Yes, November is many months away, but it is never too early to talk about what is fair.
Every November we remember how every Latina had to work twice as hard to earn what a white man makes in a year.
“No matter what their job, where they live, or how much education or experience they have, Latinas are still paid less than White men,” the Economic Policy Institute explained in 2017, referring to the “double pay gap” to which Latina women are subjected, which adds the ethnic pay gap to the gender pay gap.
It is clearly a double battle.
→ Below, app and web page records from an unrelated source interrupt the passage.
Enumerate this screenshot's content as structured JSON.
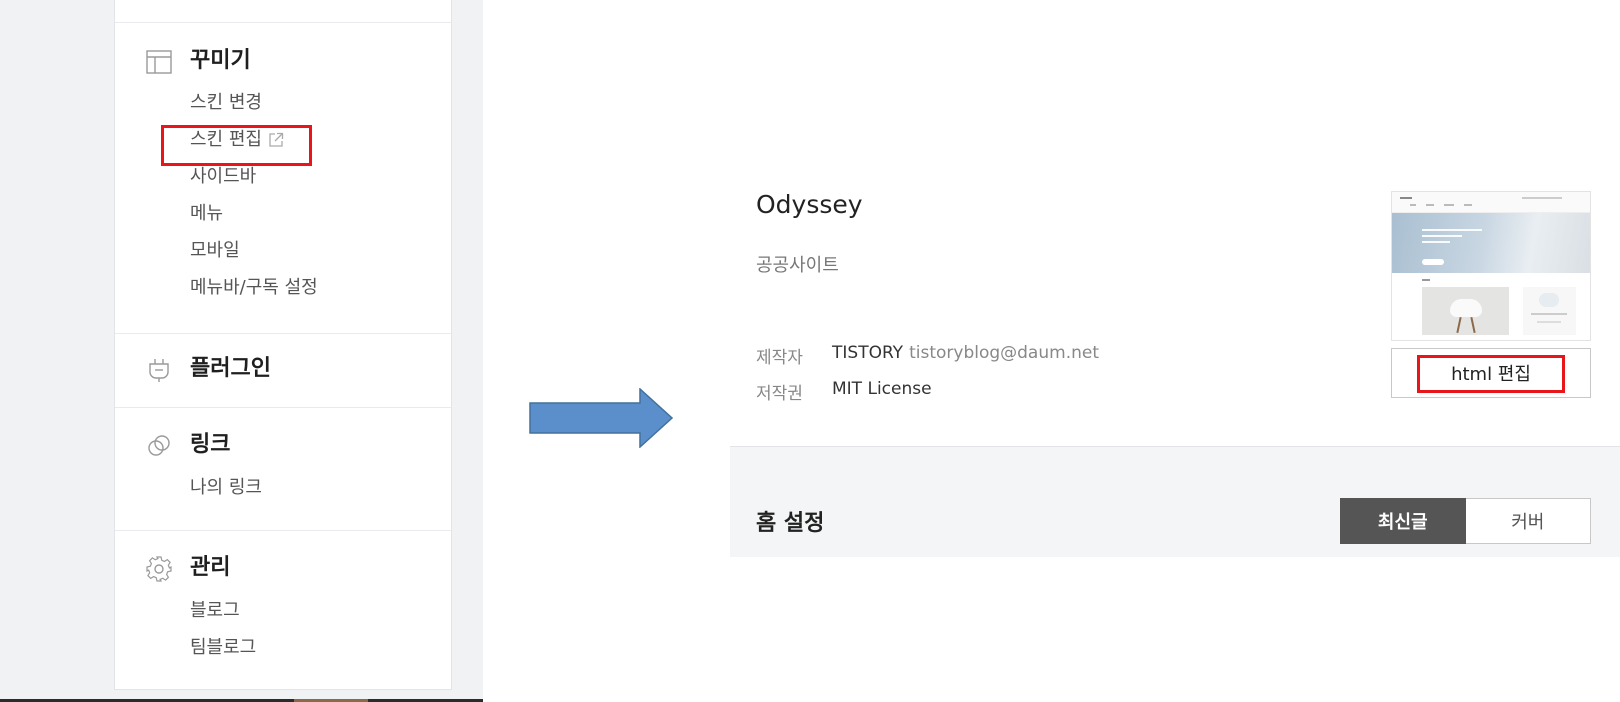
{
  "sidebar": {
    "sections": [
      {
        "title": "꾸미기",
        "icon": "layout-icon",
        "items": [
          "스킨 변경",
          "스킨 편집",
          "사이드바",
          "메뉴",
          "모바일",
          "메뉴바/구독 설정"
        ]
      },
      {
        "title": "플러그인",
        "icon": "plug-icon",
        "items": []
      },
      {
        "title": "링크",
        "icon": "link-icon",
        "items": [
          "나의 링크"
        ]
      },
      {
        "title": "관리",
        "icon": "gear-icon",
        "items": [
          "블로그",
          "팀블로그"
        ]
      }
    ],
    "skin_edit_external_icon": "external-link-icon"
  },
  "arrow": {
    "icon": "right-arrow",
    "color": "#5b8fcb"
  },
  "skin": {
    "name": "Odyssey",
    "description": "공공사이트",
    "author_label": "제작자",
    "author_name": "TISTORY",
    "author_email": "tistoryblog@daum.net",
    "license_label": "저작권",
    "license_value": "MIT License",
    "edit_button_label": "html 편집",
    "thumbnail": "skin-preview-thumbnail"
  },
  "home": {
    "title": "홈 설정",
    "options": [
      "최신글",
      "커버"
    ],
    "selected": "최신글"
  },
  "colors": {
    "highlight": "#e8151b",
    "toggle_active": "#555555",
    "arrow": "#5b8fcb"
  }
}
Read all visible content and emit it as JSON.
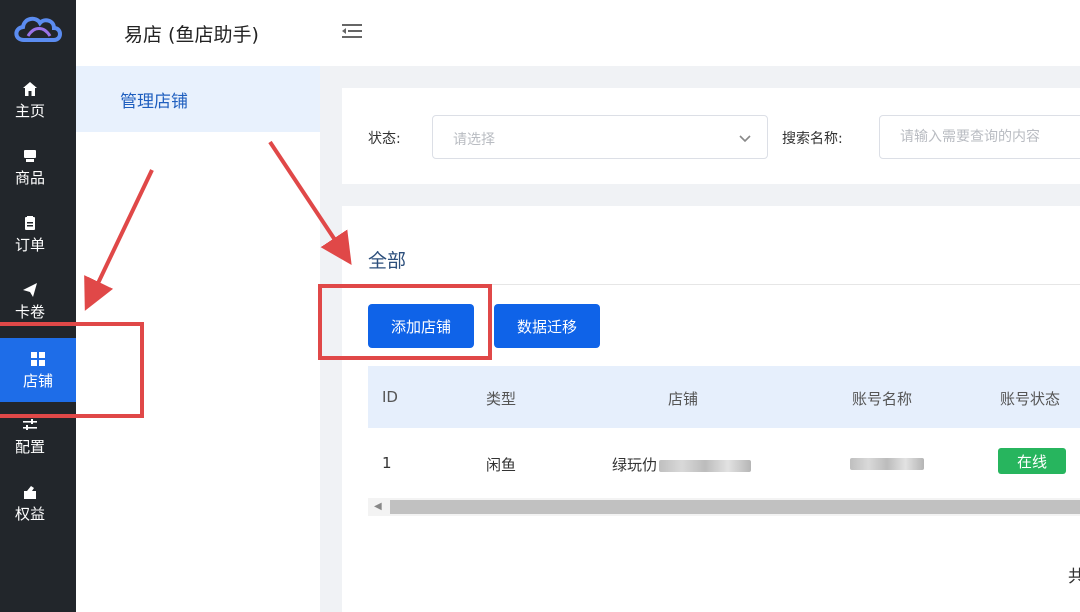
{
  "app": {
    "title": "易店 (鱼店助手)"
  },
  "rail": {
    "items": [
      {
        "label": "主页",
        "icon": "home-icon"
      },
      {
        "label": "商品",
        "icon": "goods-icon"
      },
      {
        "label": "订单",
        "icon": "order-icon"
      },
      {
        "label": "卡卷",
        "icon": "send-icon"
      },
      {
        "label": "店铺",
        "icon": "grid-icon",
        "active": true
      },
      {
        "label": "配置",
        "icon": "sliders-icon"
      },
      {
        "label": "权益",
        "icon": "rights-icon"
      }
    ]
  },
  "subnav": {
    "items": [
      {
        "label": "管理店铺",
        "active": true
      }
    ]
  },
  "filter": {
    "status_label": "状态:",
    "status_placeholder": "请选择",
    "search_label": "搜索名称:",
    "search_placeholder": "请输入需要查询的内容"
  },
  "main": {
    "section_title": "全部",
    "add_button": "添加店铺",
    "migrate_button": "数据迁移",
    "table": {
      "columns": [
        "ID",
        "类型",
        "店铺",
        "账号名称",
        "账号状态"
      ],
      "rows": [
        {
          "id": "1",
          "type": "闲鱼",
          "shop": "绿玩仂",
          "account": "",
          "status": "在线"
        }
      ]
    },
    "pager_text": "共"
  },
  "colors": {
    "accent": "#0f63e8",
    "rail_bg": "#22262b",
    "online": "#27b55e",
    "annotation": "#e04848"
  }
}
“On average, Latina workers are paid only 67 cents on the dollar relative to White non-Hispanic men, even after controlling for education, years of experience, and location,” added columnists Elise Gould and Adriana Kugler.
This difference implies a loss of about $25,177 a year, which, in sum, implies that Latina women must work 22 months to earn the same amount of money.
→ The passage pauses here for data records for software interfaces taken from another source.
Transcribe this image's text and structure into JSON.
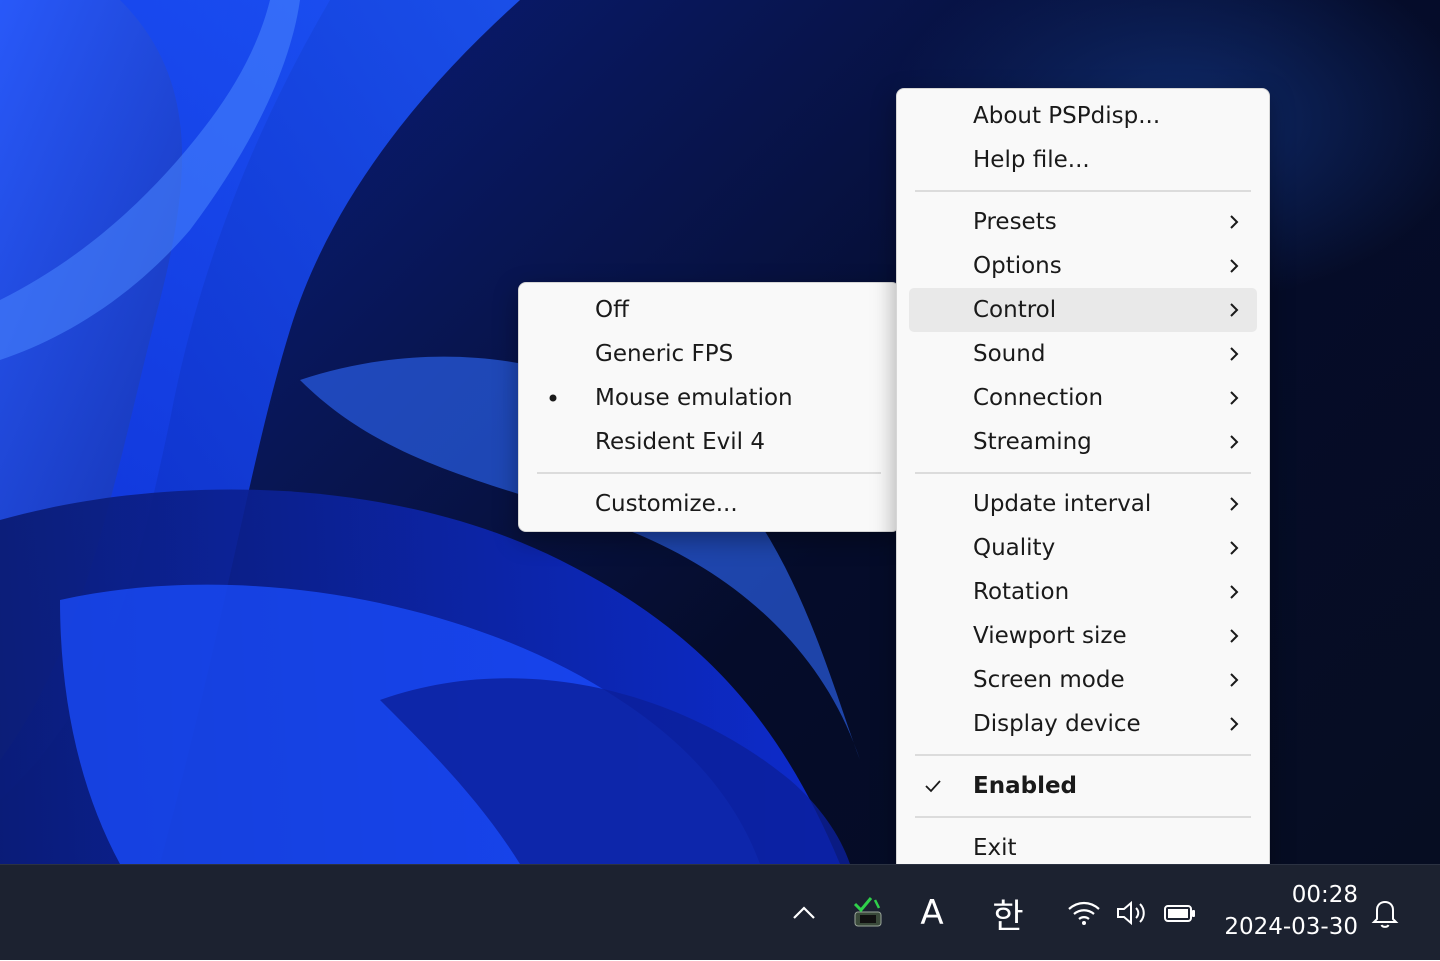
{
  "main_menu": {
    "items": [
      {
        "label": "About PSPdisp..."
      },
      {
        "label": "Help file..."
      },
      {
        "label": "Presets"
      },
      {
        "label": "Options"
      },
      {
        "label": "Control"
      },
      {
        "label": "Sound"
      },
      {
        "label": "Connection"
      },
      {
        "label": "Streaming"
      },
      {
        "label": "Update interval"
      },
      {
        "label": "Quality"
      },
      {
        "label": "Rotation"
      },
      {
        "label": "Viewport size"
      },
      {
        "label": "Screen mode"
      },
      {
        "label": "Display device"
      },
      {
        "label": "Enabled",
        "checked": true
      },
      {
        "label": "Exit"
      }
    ],
    "highlighted": "Control"
  },
  "control_submenu": {
    "items": [
      {
        "label": "Off"
      },
      {
        "label": "Generic FPS"
      },
      {
        "label": "Mouse emulation",
        "selected": true
      },
      {
        "label": "Resident Evil 4"
      },
      {
        "label": "Customize..."
      }
    ]
  },
  "taskbar": {
    "tray": {
      "chevron_icon": "chevron-up-icon",
      "app_icon": "pspdisp-tray-icon",
      "ime_mode": "A",
      "ime_language": "한",
      "wifi_icon": "wifi-icon",
      "volume_icon": "volume-icon",
      "battery_icon": "battery-icon",
      "notification_icon": "bell-icon"
    },
    "clock": {
      "time": "00:28",
      "date": "2024-03-30"
    }
  },
  "colors": {
    "menu_bg": "#f9f9f9",
    "menu_highlight": "#e9e9e9",
    "taskbar_bg": "#1c2230",
    "wallpaper_blue": "#1a4cff"
  }
}
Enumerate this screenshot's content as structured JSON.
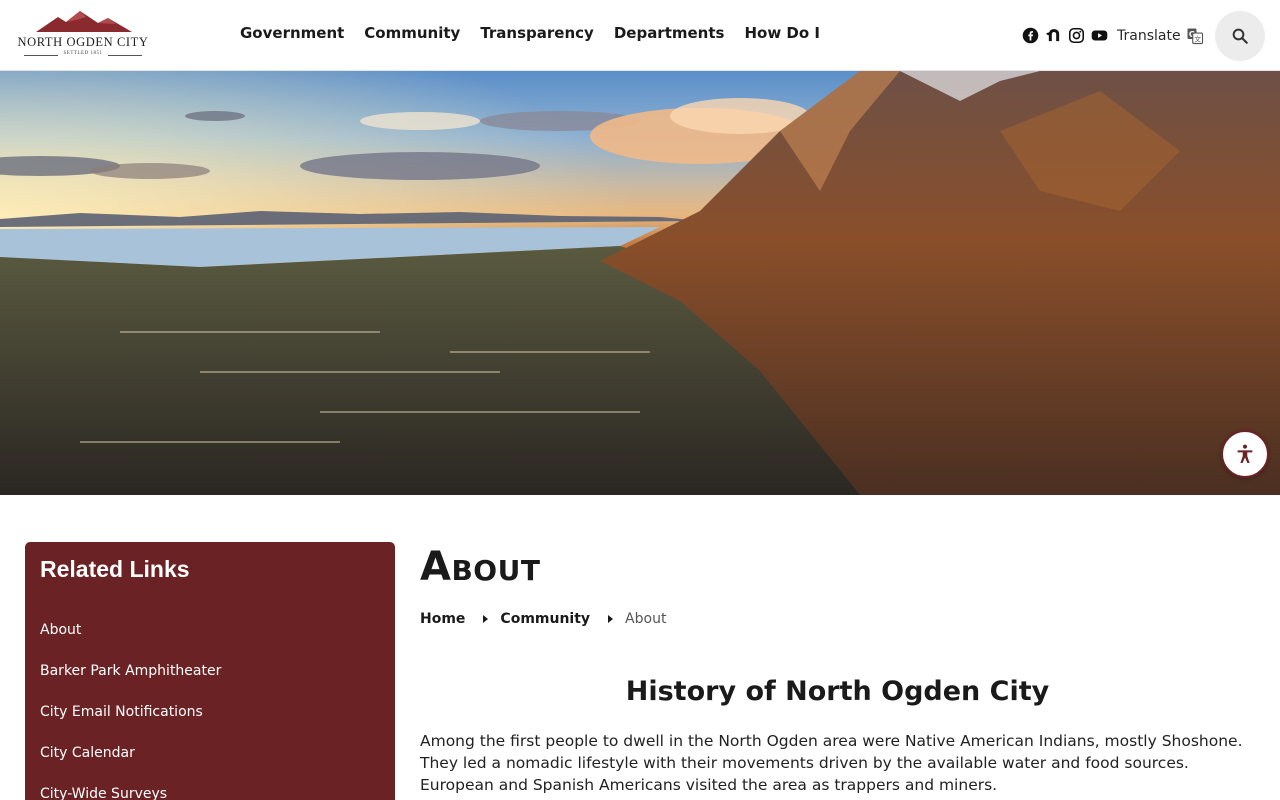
{
  "logo": {
    "name": "North Ogden City",
    "subtitle": "SETTLED 1851"
  },
  "nav": {
    "items": [
      {
        "label": "Government"
      },
      {
        "label": "Community"
      },
      {
        "label": "Transparency"
      },
      {
        "label": "Departments"
      },
      {
        "label": "How Do I"
      }
    ]
  },
  "header": {
    "social_icons": [
      "facebook-icon",
      "nextdoor-icon",
      "instagram-icon",
      "youtube-icon"
    ],
    "translate_label": "Translate",
    "search_icon": "search-icon"
  },
  "colors": {
    "brand": "#6b2225",
    "text": "#1a1a1a"
  },
  "sidebar": {
    "title": "Related Links",
    "links": [
      {
        "label": "About"
      },
      {
        "label": "Barker Park Amphitheater"
      },
      {
        "label": "City Email Notifications"
      },
      {
        "label": "City Calendar"
      },
      {
        "label": "City-Wide Surveys"
      }
    ]
  },
  "main": {
    "page_title": "About",
    "breadcrumb": {
      "home": "Home",
      "community": "Community",
      "current": "About"
    },
    "article_title": "History of North Ogden City",
    "article_body": "Among the first people to dwell in the North Ogden area were Native American Indians, mostly Shoshone. They led a nomadic lifestyle with their movements driven by the available water and food sources. European and Spanish Americans visited the area as trappers and miners."
  }
}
According to the National Women’s Law Center, Latinas must obtain a bachelor’s degree or more before their typical wages exceed those of white, non-Hispanic men without a bachelor’s degree.
At the same time, Latinas with a bachelor’s degree or more make $50,952 — essentially the same as white, non-Hispanic men with some college but no degree ($1.01 for every $1), and Latinas with only an associate’s degree typically make less — by about $3,500 — than white, non-Hispanic men without a high school degree (90 cents for every dollar).
Since the passage of the Equal Pay Act of 1963, the wage gap, while improving, persists.
Today, women working full-time in the United States still earn 79 cents for every dollar a man earns. That is only 20 cents more than in 1963.
And for Latinas, the change has not been substantial.
That’s why organizations like the Labor Council for Latin American Advancement and Justice for Migrant Women celebrate every November 20 the Latina Equal Pay Day, which this coming election year will feature a social media storm at 2:00-3:00 PM ET, according to equalpaytoday.org
“Indeed, given that this is the last ‘Equal Pay Day’ observance of the year, Latinas must typically work longer than… everyone,” says the campaign. “This disparity hurts not only Latinas, but also the families and communities they support.
This is unacceptable. We need to act now and let everyone know that we support #LatinaEqualPay and we VOTE!”
Because fifty years is way too long.